CHENNAI: The northeast monsoon last year did bring above average rainfall in the city and the storage reservoirs have enough water to tide over the summer, according to authorities. However, denizens of the Guindy National Park, the country’s only such facility within a city, may not be as lucky as Chennaiites. The park has water to last only six months.

This is due to the late arrival of the monsoon and availability of less water in the Appalankulam tank in the reserve area, say park authorities. The tank serves as a favourite spot for nearly 132 species of migratory birds. So far during the migratory season (October to December), the park, spread over an area of 2.82 sqkm and having five natural ponds, has attracted fewer than the usual number of birds.

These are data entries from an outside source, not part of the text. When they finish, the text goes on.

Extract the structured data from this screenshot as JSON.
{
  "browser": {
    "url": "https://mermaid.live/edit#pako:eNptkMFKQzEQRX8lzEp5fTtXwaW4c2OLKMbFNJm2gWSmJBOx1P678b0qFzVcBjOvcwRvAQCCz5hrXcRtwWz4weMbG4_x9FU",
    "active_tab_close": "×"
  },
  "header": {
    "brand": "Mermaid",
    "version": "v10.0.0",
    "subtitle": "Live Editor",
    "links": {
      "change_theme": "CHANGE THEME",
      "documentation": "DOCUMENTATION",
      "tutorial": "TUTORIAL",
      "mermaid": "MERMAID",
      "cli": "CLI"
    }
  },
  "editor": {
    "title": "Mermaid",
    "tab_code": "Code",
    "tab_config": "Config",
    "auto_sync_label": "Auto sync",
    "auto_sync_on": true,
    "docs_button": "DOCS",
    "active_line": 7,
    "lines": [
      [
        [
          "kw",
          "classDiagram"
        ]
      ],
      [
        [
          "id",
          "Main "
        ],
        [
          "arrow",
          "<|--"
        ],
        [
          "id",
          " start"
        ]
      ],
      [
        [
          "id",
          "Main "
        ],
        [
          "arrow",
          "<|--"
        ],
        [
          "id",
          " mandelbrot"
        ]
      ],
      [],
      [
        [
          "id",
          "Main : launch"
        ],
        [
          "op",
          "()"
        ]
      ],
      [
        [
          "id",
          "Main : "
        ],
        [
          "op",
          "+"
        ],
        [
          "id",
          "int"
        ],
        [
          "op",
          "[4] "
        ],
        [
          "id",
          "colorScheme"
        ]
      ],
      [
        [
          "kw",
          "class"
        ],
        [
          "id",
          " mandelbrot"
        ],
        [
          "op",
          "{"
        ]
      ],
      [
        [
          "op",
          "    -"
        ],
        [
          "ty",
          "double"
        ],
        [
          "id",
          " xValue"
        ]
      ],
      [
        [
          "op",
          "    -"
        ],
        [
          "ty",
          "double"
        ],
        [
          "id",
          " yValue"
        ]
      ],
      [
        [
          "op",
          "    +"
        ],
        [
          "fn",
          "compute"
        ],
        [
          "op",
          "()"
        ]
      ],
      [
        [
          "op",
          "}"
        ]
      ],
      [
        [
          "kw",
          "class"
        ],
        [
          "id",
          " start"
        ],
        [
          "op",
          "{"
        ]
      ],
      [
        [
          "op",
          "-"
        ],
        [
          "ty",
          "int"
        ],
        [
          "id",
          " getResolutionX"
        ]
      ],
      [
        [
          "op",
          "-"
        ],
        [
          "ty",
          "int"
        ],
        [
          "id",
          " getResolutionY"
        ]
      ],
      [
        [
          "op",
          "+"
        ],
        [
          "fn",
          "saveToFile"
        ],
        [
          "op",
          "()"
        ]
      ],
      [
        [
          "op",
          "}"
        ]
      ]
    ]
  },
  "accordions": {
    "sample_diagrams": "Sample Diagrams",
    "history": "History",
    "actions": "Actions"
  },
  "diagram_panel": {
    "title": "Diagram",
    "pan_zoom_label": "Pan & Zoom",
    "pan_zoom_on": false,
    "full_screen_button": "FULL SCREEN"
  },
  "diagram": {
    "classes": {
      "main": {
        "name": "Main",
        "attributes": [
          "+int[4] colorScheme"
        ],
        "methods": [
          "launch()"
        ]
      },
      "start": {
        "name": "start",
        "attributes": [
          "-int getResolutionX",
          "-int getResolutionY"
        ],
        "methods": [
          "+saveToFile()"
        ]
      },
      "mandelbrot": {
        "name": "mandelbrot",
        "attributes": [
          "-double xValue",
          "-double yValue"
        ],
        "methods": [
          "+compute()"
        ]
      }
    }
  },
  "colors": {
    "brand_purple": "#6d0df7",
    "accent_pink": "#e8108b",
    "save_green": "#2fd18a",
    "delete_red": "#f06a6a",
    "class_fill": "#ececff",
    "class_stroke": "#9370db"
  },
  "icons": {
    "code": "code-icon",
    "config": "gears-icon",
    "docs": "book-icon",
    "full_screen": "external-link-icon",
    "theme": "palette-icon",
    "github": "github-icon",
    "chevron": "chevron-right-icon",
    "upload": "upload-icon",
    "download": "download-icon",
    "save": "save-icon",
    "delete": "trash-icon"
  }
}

“Although there is minimum water in the Appalankulam pond, we are still hopeful of more birds coming,” says G Kamaraj, biologist at the park. The annual rainfall the park receives is not adequate for migratory birds to stay for a long period, he points out, adding: “Winged visitors from far-off places drop in here for short stays, on their way to Vedanthangal and other nearby sanctuaries that are bigger. During the season, they look for algae formations in the Appalankulam pond as a sign of welcome, and stop over for a while to feed on the fish. The open billed stork, rare painted stork, night heron, pond heron, little egret, dab chick, common teal, whistling teal, gargany and pink-tail duck are some of the regular visitors here.”

After park authorities deepened water channels, four tanks are now brimming with water, enough to take care of the park’s water needs for the next six months. However, the Appalankulam tank, located at one end of the park, depends on surplus water from the other four tanks. The National Park has more than 350 species of plants and 14 species of mammals, including the black buck, spotted deer, jackal, small Indian civet, bonnet macaque, black-napped hare, hedgehog and Indian pangolin. The park attracts an average of 3,000 visitors daily.

From TOI